Nintendo is bringing one of the Wii U’s biggest titles, Mario Kart 8, to the Switch with a bevy of new features. We recently had a chance to go hands-on with some races and each of the game’s five new battle modes in a private multiplayer session at PAX East.
From the moment you first fire up Mario Kart 8 Deluxe on Nintendo Switch, you will have all of the tracks and characters unlocked to play with. This includes new additions like the Inklings and Dry Bowser. However, you will need to earn coins in the various single and multiplayer modes to further customize your cars and bikes.
As far as the standard offerings, Deluxe doesn’t differ much from Mario Kart 8. All the DLC characters and cups are included, as well as the additional challenge of 200CC mode and a new “no-fall” setting for younger players. However, the big new draw is Battle Mode, which fans sorely missed on Wii U.
Fan-favorite Balloon Battle is back, but with a twist. The competitive edge has been narrowed down, as losing each of your balloons won’t remove you from the game, but instead take a sizeable chunk of your amassed coins. Combined with keeping your balloons intact, this ultimately determines the winner of each match, and players will be able keep their total at the end of their session. Another mode, Bob-Omb Blast is a spin on Balloon Battle, but the only items players will be able to use are, predictably, bombs. This is just as hectic as you might expect, but doesn’t seem like it will maintain popularity online and it feels a little cheap as a completely separate offering.
One of the best new additions is Renegade Roundup, a cops-and-robbers-style brawl that randomly decides teams of criminals on the run and Piranha Plant carrying law enforcers. The police team simply needs to ram into a fleeing renegade to send them to jail. Once imprisoned, the player will sit in a cage unless one of their teammates drives over a button located just underneath to free all captured teammates. Although the cops won in both of the sessions we tried, the matches were tense and engaging.
The remaining Battle Modes are standard competitive Mario Kart fare, Coin Runner and Shine Thief. The first is a simple contest to be the player holding the most coins when the timer expires. Whoever is currently in the lead will be adorned with a glowing crown that signifies other players to target them with items. Shine Thief is remarkably fast-paced, with each racer vying to hold the glowing target for a total of 20 seconds. When hit with an item, the Shine drops, and a mad scramble to recover it begins. The final few seconds often decide the outcome of this game, to humorous effect.
Overall, Mario Kart 8 Deluxe seems like a great choice for new Switch owners once they finish Breath of the Wild. Though, Battle Mode might not be enough to entice players who owned the Wii U version to double dip, there are a few new items, like the first appearance of jumping feathers since Super Mario Kart.
Four players can use one Switch console at a time, with room for up to 12 racers total utilizing the system’s LAN capabilities.

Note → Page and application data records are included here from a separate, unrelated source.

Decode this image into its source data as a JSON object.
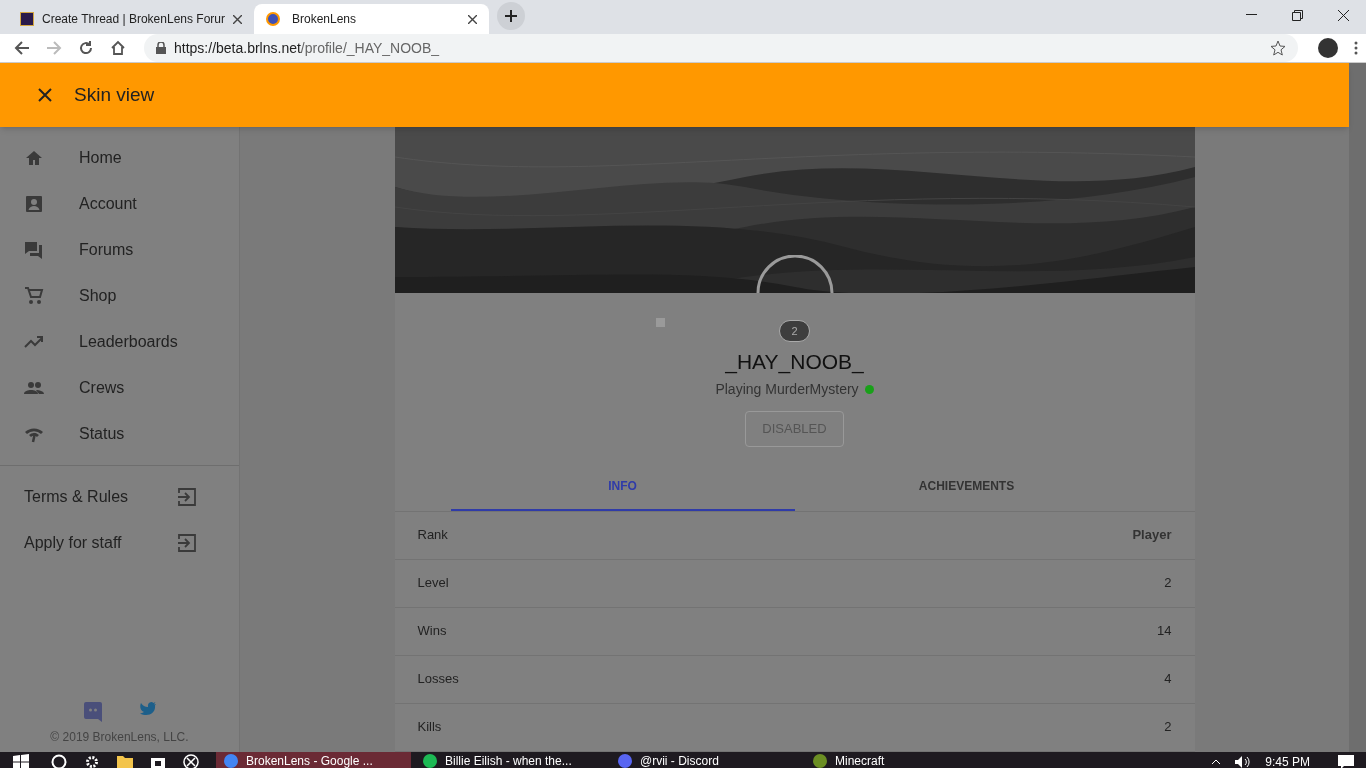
{
  "browser": {
    "tabs": [
      {
        "title": "Create Thread | BrokenLens Forur",
        "selected": false
      },
      {
        "title": "BrokenLens",
        "selected": true
      }
    ],
    "url_host": "https://beta.brlns.net",
    "url_path": "/profile/_HAY_NOOB_"
  },
  "header": {
    "title": "Skin view"
  },
  "sidebar": {
    "items": [
      "Home",
      "Account",
      "Forums",
      "Shop",
      "Leaderboards",
      "Crews",
      "Status"
    ],
    "links": [
      "Terms & Rules",
      "Apply for staff"
    ],
    "copyright": "© 2019 BrokenLens, LLC."
  },
  "profile": {
    "level": "2",
    "name": "_HAY_NOOB_",
    "status": "Playing MurderMystery",
    "online": true,
    "button": "DISABLED",
    "tabs": [
      {
        "label": "INFO",
        "selected": true
      },
      {
        "label": "ACHIEVEMENTS",
        "selected": false
      }
    ],
    "rows": [
      {
        "label": "Rank",
        "value": "Player"
      },
      {
        "label": "Level",
        "value": "2"
      },
      {
        "label": "Wins",
        "value": "14"
      },
      {
        "label": "Losses",
        "value": "4"
      },
      {
        "label": "Kills",
        "value": "2"
      }
    ]
  },
  "taskbar": {
    "apps": [
      {
        "label": "BrokenLens - Google ...",
        "selected": true
      },
      {
        "label": "Billie Eilish - when the...",
        "selected": false
      },
      {
        "label": "@rvii - Discord",
        "selected": false
      },
      {
        "label": "Minecraft",
        "selected": false
      }
    ],
    "time": "9:45 PM"
  }
}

The JoyCon, Grips, and Pro Controllers can be used as well as new compatible wheel controllers that launch with the game, at the price of $14.99 per pair.
Mario Kart 8 Deluxe hits the Nintendo Switch on April 28.